from the Superior Court in Maricopa County The Honorable
Brian S. Rees, Commissioner No. CV2014-052846
Decision of the Court of Appeals, Division One 1 CA-CV
16-0141 Filed March 21, 2017 VACATED
William G. Caravetta, III, Kevin K. Broerman, Justin M.
Ackerman (argued), Jones, Skelton & Hochuli, P.L.C.,
Phoenix, Attorneys for Quoc Nguyen, et al.
M. Freeman, (argued), Justin J. Henderson, Lewis Roca
Rothgerber Christie LLP, Phoenix; and Gregg Clarke Gibbons,
Gregg Clarke Gibbons, P.C., Scottsdale, Attorneys for Pablo
Gonzalez, et al.
JUSTICE BOLICK authored the opinion of the Court, in which
CHIEF JUSTICE BALES, VICE CHIEF JUSTICE PELANDER, and
JUSTICES BRUTINEL, TIMMER, GOULD, and LOPEZ joined.
We consider here whether a defendant must submit additional
evidence outside the existing record to establish a
"meritorious defense" in a motion to set aside a
default judgment under Arizona Rule of Civil Procedure 60(c)
(now 60(b)). We hold that a defendant may rely on the
existing record and that a trial court has broad discretion
to determine whether a matter should be decided on the
On April 9, 2012, Quoc Nguyen was driving a van owned by his
employer, Dysart Hotel, and rear-ended a truck driven by
Pablo Gonzalez.

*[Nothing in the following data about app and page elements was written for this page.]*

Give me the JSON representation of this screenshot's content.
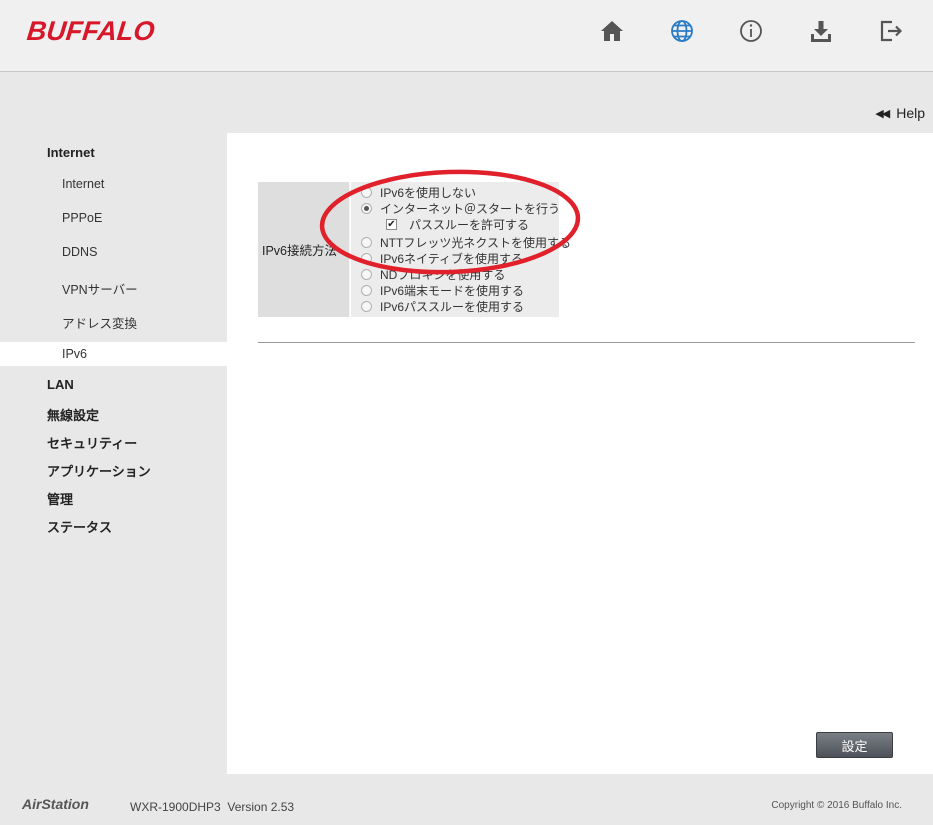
{
  "header": {
    "brand": "BUFFALO",
    "brand_color": "#d7182a",
    "icons": [
      "home-icon",
      "globe-icon",
      "info-icon",
      "download-icon",
      "logout-icon"
    ],
    "active_icon_color": "#2a7cc7"
  },
  "help": {
    "label": "Help"
  },
  "sidebar": {
    "internet": "Internet",
    "internet_sub": "Internet",
    "pppoe": "PPPoE",
    "ddns": "DDNS",
    "vpn": "VPNサーバー",
    "nat": "アドレス変換",
    "ipv6": "IPv6",
    "lan": "LAN",
    "wireless": "無線設定",
    "security": "セキュリティー",
    "application": "アプリケーション",
    "admin": "管理",
    "status": "ステータス"
  },
  "form": {
    "label": "IPv6接続方法",
    "options": [
      {
        "label": "IPv6を使用しない",
        "selected": false
      },
      {
        "label": "インターネット＠スタートを行う",
        "selected": true
      },
      {
        "label": "パススルーを許可する",
        "checked": true
      },
      {
        "label": "NTTフレッツ光ネクストを使用する",
        "selected": false
      },
      {
        "label": "IPv6ネイティブを使用する",
        "selected": false
      },
      {
        "label": "NDプロキシを使用する",
        "selected": false
      },
      {
        "label": "IPv6端末モードを使用する",
        "selected": false
      },
      {
        "label": "IPv6パススルーを使用する",
        "selected": false
      }
    ],
    "submit": "設定"
  },
  "annotation_color": "#e0202a",
  "footer": {
    "product": "AirStation",
    "model": "WXR-1900DHP3  Version 2.53",
    "copyright": "Copyright © 2016 Buffalo Inc."
  }
}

The police report indicated the crash
occurred at ten miles per hour and "no injury"
occurred. However, Gonzalez contended the accident was more
severe, causing extensive injuries requiring surgery and

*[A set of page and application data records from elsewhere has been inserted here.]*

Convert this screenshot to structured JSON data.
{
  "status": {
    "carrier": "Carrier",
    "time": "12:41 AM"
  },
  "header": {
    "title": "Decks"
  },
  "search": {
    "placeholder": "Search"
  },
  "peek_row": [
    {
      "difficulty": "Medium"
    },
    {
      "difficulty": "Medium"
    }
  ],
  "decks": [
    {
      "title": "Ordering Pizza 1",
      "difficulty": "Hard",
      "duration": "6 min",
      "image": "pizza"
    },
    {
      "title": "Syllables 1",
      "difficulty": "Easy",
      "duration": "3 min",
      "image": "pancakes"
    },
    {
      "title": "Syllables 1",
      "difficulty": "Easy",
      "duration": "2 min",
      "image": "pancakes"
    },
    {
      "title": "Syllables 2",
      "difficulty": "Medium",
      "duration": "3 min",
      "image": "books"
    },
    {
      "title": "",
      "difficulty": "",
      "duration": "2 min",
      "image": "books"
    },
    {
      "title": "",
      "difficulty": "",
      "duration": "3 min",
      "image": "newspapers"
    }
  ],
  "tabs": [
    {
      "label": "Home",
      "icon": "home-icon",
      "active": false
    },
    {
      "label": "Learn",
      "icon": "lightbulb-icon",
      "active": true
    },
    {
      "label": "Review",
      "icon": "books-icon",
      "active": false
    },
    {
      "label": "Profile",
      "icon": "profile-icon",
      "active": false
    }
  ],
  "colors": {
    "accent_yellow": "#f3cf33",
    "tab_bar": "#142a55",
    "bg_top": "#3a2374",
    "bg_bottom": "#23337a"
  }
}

physical rehabilitation and forcing him to retire from the
Maricopa County Sheriffs Office.
Dysart Hotel notified its insurance claims administrator,
Precision Risk Management, about the accident. A claims
adjuster (Bill Sim) instructed Gonzalez's attorneys to
direct communications to him. Gonzalez filed this negligence
action against Nguyen and Dysart Hotel (collectively
"Dysart") seeking compensatory damages. Gonzalez
later sent Sim a detailed demand letter seeking $716, 242.50,
including $600, 000 for pain and suffering, and offering to
settle for $695, 000.
Despite repeated inquiries by Gonzalez's lawyers, Dysart
did not file a responsive pleading to the complaint. On
February 20, 2015, Gonzalez applied for an entry of default,
again served Dysart, and also sent copies to Sim and
Companion Commercial Insurance ("Companion"),
Dysart's insurer. After a hearing on June 23, 2015, at
which Gonzalez presented evidence and Defendants failed to
appear, the trial court entered a default judgment in the
amount of $667, 279.56.
On August 11, 2015, Defendants filed a Rule 60(c) motion to
vacate the judgment's damage award, and Companion moved
to intervene. At oral argument on the motions, Dysart's
attorney told the court Dysart would admit liability and only
contest damages if the motion was granted. The trial court
denied Companion's intervention motion because no
coverage issues existed, but it granted the motion to vacate
the default judgment. The court observed that although it
seemed unfair for the insurance company "to have handled
the claim in such a casual or indifferent manner . . . and
then plead the injustice after the fact, " it
acknowledged it had "doubts about the fairness of the
amount of the judgment, " which seemed "too
large." The proper course "in such a 'tie,
'" the court concluded, "is to allow the case
to be decided on the merits."
The court of appeals reversed and reinstated the default
damages judgment. Gonzalez v. Nguyen, 1 CA-CV
16-0141, 2017 WL 1057307 (Ariz. App. Mar. 21, 2017) (mem.
decision). The court noted that the only support for the
motion to vacate was an affidavit from Companion's claims
manager attesting to an oversight or error in responding to
the application for entry of default but offering no
substantive defense. Id. at *3 ¶ 18. Citing
Rule 60(c)(6), Dysart argued that it wanted to examine
whether the amount of damages was reasonable. Id.
¶ 19. The court of appeals concluded, as had the trial
court, that Defendants had shown no excusable neglect,
id. at *5 ¶ 23; see Ariz. R. Civ. P.
60(c)(1), but overturned the trial court's decision
vacating the judgment because Dysart had not presented a
"meritorious defense" to support the motion.
Gonzalez, 1 CA-CV 16-0141, at *4 ¶ 22.
We granted review to consider the important and recurrent
issue of the standards for relief from a default judgment
under Rule 60(c)(6). We have jurisdiction under article 6,